The never-ending emergency

Where our Constitution is put into suspended animation.

A number of states are suing the Trump administration over its declaration of a national emergency at the border. The administration’s lawyers and apologists argue that Congress has already delegated the power to the executive to take broadly defined emergency actions, and raid funds appropriated for other purposes for wall construction at the border. Whatever you think of this argument, it points to the larger and growing hole in our Constitution. Through the legal fiction of an emergency, the old rules that governed America, and ensured some democratic check on executive power, are sidelined.

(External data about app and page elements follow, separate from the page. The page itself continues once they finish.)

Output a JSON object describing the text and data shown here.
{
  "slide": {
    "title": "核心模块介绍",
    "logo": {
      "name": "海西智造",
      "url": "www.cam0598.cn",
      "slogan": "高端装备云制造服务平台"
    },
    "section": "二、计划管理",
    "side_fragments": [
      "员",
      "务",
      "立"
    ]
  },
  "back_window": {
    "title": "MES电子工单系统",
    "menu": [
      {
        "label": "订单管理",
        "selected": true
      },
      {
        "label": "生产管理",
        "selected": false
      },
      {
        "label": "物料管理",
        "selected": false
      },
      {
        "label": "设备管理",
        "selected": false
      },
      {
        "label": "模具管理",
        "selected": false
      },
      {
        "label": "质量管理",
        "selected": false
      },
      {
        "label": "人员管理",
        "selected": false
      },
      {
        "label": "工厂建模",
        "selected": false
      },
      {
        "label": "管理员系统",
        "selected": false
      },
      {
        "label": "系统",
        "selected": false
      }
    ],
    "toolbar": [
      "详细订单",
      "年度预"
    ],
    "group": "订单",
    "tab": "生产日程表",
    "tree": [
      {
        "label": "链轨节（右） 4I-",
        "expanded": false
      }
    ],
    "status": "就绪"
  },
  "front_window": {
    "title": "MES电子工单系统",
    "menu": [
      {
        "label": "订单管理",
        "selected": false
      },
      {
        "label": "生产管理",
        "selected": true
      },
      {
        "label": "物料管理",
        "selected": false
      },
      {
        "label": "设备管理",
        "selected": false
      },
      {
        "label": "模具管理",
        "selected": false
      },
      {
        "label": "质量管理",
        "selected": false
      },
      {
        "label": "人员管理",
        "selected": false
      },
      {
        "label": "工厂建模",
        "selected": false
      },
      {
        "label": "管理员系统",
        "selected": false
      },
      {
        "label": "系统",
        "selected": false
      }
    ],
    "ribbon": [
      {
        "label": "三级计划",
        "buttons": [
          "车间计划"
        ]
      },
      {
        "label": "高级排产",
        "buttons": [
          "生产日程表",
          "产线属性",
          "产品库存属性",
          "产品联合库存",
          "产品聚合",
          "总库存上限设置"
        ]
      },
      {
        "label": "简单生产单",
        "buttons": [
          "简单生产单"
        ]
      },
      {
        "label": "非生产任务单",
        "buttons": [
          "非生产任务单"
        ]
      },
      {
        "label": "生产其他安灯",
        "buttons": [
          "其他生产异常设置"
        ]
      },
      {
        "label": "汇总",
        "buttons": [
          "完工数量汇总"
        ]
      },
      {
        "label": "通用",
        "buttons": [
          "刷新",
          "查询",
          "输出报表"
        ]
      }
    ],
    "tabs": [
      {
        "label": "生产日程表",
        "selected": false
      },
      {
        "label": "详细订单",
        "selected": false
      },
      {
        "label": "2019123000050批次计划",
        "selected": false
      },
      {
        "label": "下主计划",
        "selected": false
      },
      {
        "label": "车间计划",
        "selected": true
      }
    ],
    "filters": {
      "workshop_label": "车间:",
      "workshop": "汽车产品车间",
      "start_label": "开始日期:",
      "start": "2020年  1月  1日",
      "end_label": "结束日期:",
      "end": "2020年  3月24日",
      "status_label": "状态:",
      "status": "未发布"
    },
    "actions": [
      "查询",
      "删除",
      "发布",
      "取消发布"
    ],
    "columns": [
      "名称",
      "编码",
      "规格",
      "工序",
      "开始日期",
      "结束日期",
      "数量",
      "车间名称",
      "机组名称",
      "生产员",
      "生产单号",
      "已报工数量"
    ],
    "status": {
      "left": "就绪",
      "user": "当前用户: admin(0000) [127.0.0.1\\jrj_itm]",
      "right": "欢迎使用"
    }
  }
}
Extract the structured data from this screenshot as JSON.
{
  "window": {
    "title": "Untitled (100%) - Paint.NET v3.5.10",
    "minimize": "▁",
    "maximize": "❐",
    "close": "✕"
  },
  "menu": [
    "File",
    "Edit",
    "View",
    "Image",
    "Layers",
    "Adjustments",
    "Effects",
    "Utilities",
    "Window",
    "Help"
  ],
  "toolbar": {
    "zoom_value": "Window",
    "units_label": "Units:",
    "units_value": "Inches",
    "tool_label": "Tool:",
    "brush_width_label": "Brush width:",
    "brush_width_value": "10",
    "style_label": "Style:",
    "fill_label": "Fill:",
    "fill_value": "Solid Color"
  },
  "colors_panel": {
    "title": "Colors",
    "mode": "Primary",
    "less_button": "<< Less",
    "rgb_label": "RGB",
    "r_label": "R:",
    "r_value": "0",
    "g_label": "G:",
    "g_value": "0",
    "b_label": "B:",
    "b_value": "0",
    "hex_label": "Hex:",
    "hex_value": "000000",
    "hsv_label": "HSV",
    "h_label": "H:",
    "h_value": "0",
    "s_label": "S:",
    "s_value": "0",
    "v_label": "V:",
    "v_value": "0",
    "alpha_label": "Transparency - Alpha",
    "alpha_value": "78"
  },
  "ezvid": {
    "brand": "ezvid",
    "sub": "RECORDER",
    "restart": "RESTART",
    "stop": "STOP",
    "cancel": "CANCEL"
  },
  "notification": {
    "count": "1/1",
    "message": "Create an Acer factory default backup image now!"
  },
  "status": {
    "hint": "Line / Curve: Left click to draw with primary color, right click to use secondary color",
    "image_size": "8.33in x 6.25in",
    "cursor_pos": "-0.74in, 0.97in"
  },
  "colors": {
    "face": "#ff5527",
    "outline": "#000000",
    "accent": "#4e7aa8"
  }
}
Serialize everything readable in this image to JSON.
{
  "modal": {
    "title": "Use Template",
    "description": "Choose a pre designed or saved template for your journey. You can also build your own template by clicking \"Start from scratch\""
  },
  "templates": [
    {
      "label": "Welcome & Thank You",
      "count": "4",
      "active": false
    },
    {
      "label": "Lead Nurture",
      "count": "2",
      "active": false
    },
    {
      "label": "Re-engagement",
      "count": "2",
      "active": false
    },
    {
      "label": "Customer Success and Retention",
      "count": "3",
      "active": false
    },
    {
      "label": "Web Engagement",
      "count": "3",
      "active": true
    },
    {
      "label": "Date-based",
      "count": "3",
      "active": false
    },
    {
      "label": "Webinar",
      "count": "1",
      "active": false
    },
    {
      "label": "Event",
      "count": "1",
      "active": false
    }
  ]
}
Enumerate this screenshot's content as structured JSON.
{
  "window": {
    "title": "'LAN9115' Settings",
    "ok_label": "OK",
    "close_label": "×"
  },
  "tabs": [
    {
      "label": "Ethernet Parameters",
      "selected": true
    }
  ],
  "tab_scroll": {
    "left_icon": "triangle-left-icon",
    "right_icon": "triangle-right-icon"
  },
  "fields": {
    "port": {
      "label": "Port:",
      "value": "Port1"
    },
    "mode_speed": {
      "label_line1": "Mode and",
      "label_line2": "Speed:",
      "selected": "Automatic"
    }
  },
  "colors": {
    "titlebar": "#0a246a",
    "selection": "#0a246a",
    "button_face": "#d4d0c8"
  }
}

It’s not just Trump’s wall, of course. Emergency powers are now routinely used to join the U.S. into international conflict, often leading to armed conflict. Primarily this is done by the president declaring an emergency and initiating economic sanctions.